WHAT IS EXPECTED ::
Repeat each entry exactly. Drop every image.

Web page and app entries:
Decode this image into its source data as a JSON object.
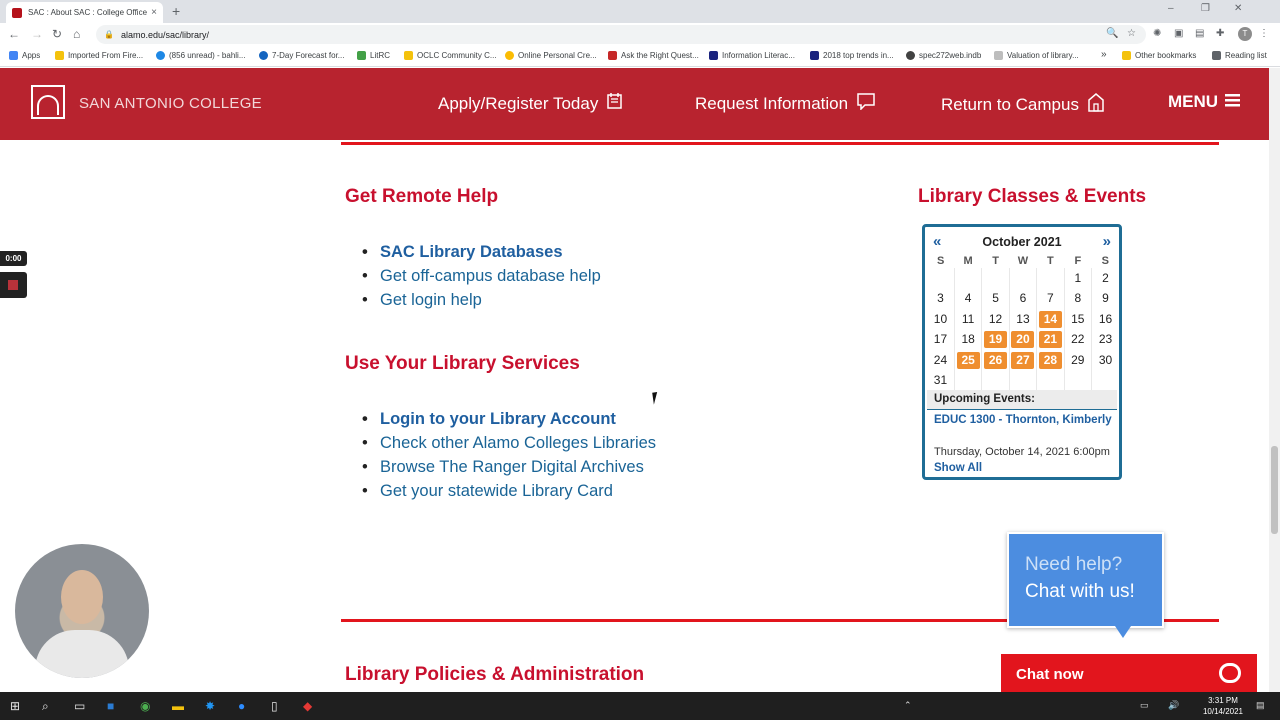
{
  "browser": {
    "tab_title": "SAC : About SAC : College Office...",
    "tab_close": "×",
    "new_tab": "+",
    "url": "alamo.edu/sac/library/",
    "avatar_letter": "T",
    "bookmarks": [
      {
        "label": "Apps",
        "color": "#4285f4"
      },
      {
        "label": "Imported From Fire...",
        "color": "#f4c20d"
      },
      {
        "label": "(856 unread) - bahli...",
        "color": "#1e88e5"
      },
      {
        "label": "7-Day Forecast for...",
        "color": "#1565c0"
      },
      {
        "label": "LitRC",
        "color": "#43a047"
      },
      {
        "label": "OCLC Community C...",
        "color": "#f4c20d"
      },
      {
        "label": "Online Personal Cre...",
        "color": "#fbbc04"
      },
      {
        "label": "Ask the Right Quest...",
        "color": "#c62828"
      },
      {
        "label": "Information Literac...",
        "color": "#1a237e"
      },
      {
        "label": "2018 top trends in...",
        "color": "#1a237e"
      },
      {
        "label": "spec272web.indb",
        "color": "#424242"
      },
      {
        "label": "Valuation of library...",
        "color": "#bdbdbd"
      },
      {
        "label": "»",
        "color": ""
      },
      {
        "label": "Other bookmarks",
        "color": "#f4c20d"
      },
      {
        "label": "Reading list",
        "color": "#5f6368"
      }
    ]
  },
  "header": {
    "college_name": "SAN ANTONIO COLLEGE",
    "nav": {
      "apply": "Apply/Register Today",
      "request": "Request Information",
      "return": "Return to Campus",
      "menu": "MENU"
    }
  },
  "main": {
    "remote_help": {
      "title": "Get Remote Help",
      "links": [
        "SAC Library Databases",
        "Get off-campus database help",
        "Get login help"
      ]
    },
    "services": {
      "title": "Use Your Library Services",
      "links": [
        "Login to your Library Account",
        "Check other Alamo Colleges Libraries",
        "Browse The Ranger Digital Archives",
        "Get your statewide Library Card"
      ]
    },
    "policies_title": "Library Policies & Administration"
  },
  "calendar": {
    "title": "Library Classes & Events",
    "prev": "«",
    "next": "»",
    "month": "October 2021",
    "weekdays": [
      "S",
      "M",
      "T",
      "W",
      "T",
      "F",
      "S"
    ],
    "weeks": [
      [
        "",
        "",
        "",
        "",
        "",
        "1",
        "2"
      ],
      [
        "3",
        "4",
        "5",
        "6",
        "7",
        "8",
        "9"
      ],
      [
        "10",
        "11",
        "12",
        "13",
        "14",
        "15",
        "16"
      ],
      [
        "17",
        "18",
        "19",
        "20",
        "21",
        "22",
        "23"
      ],
      [
        "24",
        "25",
        "26",
        "27",
        "28",
        "29",
        "30"
      ],
      [
        "31",
        "",
        "",
        "",
        "",
        "",
        ""
      ]
    ],
    "event_days": [
      "14",
      "19",
      "20",
      "21",
      "25",
      "26",
      "27",
      "28"
    ],
    "event_color": "#ef8e2f",
    "upcoming_label": "Upcoming Events:",
    "event_title": "EDUC 1300 - Thornton, Kimberly",
    "event_date": "Thursday, October 14, 2021 6:00pm",
    "show_all": "Show All"
  },
  "chat": {
    "line1": "Need help?",
    "line2": "Chat with us!",
    "button": "Chat now"
  },
  "recording": {
    "time": "0:00"
  },
  "taskbar": {
    "time": "3:31 PM",
    "date": "10/14/2021"
  },
  "colors": {
    "header_red": "#b8232f",
    "accent_red": "#c8102e",
    "link_blue": "#1a6496",
    "chat_blue": "#4c8de0"
  }
}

EXERCISE RESULT ::
Decode this image into its source data as a JSON object.
{
  "browser": {
    "tab_title": "SAC : About SAC : College Office...",
    "tab_close": "×",
    "new_tab": "+",
    "url": "alamo.edu/sac/library/",
    "avatar_letter": "T",
    "bookmarks": [
      {
        "label": "Apps",
        "color": "#4285f4"
      },
      {
        "label": "Imported From Fire...",
        "color": "#f4c20d"
      },
      {
        "label": "(856 unread) - bahli...",
        "color": "#1e88e5"
      },
      {
        "label": "7-Day Forecast for...",
        "color": "#1565c0"
      },
      {
        "label": "LitRC",
        "color": "#43a047"
      },
      {
        "label": "OCLC Community C...",
        "color": "#f4c20d"
      },
      {
        "label": "Online Personal Cre...",
        "color": "#fbbc04"
      },
      {
        "label": "Ask the Right Quest...",
        "color": "#c62828"
      },
      {
        "label": "Information Literac...",
        "color": "#1a237e"
      },
      {
        "label": "2018 top trends in...",
        "color": "#1a237e"
      },
      {
        "label": "spec272web.indb",
        "color": "#424242"
      },
      {
        "label": "Valuation of library...",
        "color": "#bdbdbd"
      },
      {
        "label": "»",
        "color": ""
      },
      {
        "label": "Other bookmarks",
        "color": "#f4c20d"
      },
      {
        "label": "Reading list",
        "color": "#5f6368"
      }
    ]
  },
  "header": {
    "college_name": "SAN ANTONIO COLLEGE",
    "nav": {
      "apply": "Apply/Register Today",
      "request": "Request Information",
      "return": "Return to Campus",
      "menu": "MENU"
    }
  },
  "main": {
    "remote_help": {
      "title": "Get Remote Help",
      "links": [
        "SAC Library Databases",
        "Get off-campus database help",
        "Get login help"
      ]
    },
    "services": {
      "title": "Use Your Library Services",
      "links": [
        "Login to your Library Account",
        "Check other Alamo Colleges Libraries",
        "Browse The Ranger Digital Archives",
        "Get your statewide Library Card"
      ]
    },
    "policies_title": "Library Policies & Administration"
  },
  "calendar": {
    "title": "Library Classes & Events",
    "prev": "«",
    "next": "»",
    "month": "October 2021",
    "weekdays": [
      "S",
      "M",
      "T",
      "W",
      "T",
      "F",
      "S"
    ],
    "weeks": [
      [
        "",
        "",
        "",
        "",
        "",
        "1",
        "2"
      ],
      [
        "3",
        "4",
        "5",
        "6",
        "7",
        "8",
        "9"
      ],
      [
        "10",
        "11",
        "12",
        "13",
        "14",
        "15",
        "16"
      ],
      [
        "17",
        "18",
        "19",
        "20",
        "21",
        "22",
        "23"
      ],
      [
        "24",
        "25",
        "26",
        "27",
        "28",
        "29",
        "30"
      ],
      [
        "31",
        "",
        "",
        "",
        "",
        "",
        ""
      ]
    ],
    "event_days": [
      "14",
      "19",
      "20",
      "21",
      "25",
      "26",
      "27",
      "28"
    ],
    "event_color": "#ef8e2f",
    "upcoming_label": "Upcoming Events:",
    "event_title": "EDUC 1300 - Thornton, Kimberly",
    "event_date": "Thursday, October 14, 2021 6:00pm",
    "show_all": "Show All"
  },
  "chat": {
    "line1": "Need help?",
    "line2": "Chat with us!",
    "button": "Chat now"
  },
  "recording": {
    "time": "0:00"
  },
  "taskbar": {
    "time": "3:31 PM",
    "date": "10/14/2021"
  },
  "colors": {
    "header_red": "#b8232f",
    "accent_red": "#c8102e",
    "link_blue": "#1a6496",
    "chat_blue": "#4c8de0"
  }
}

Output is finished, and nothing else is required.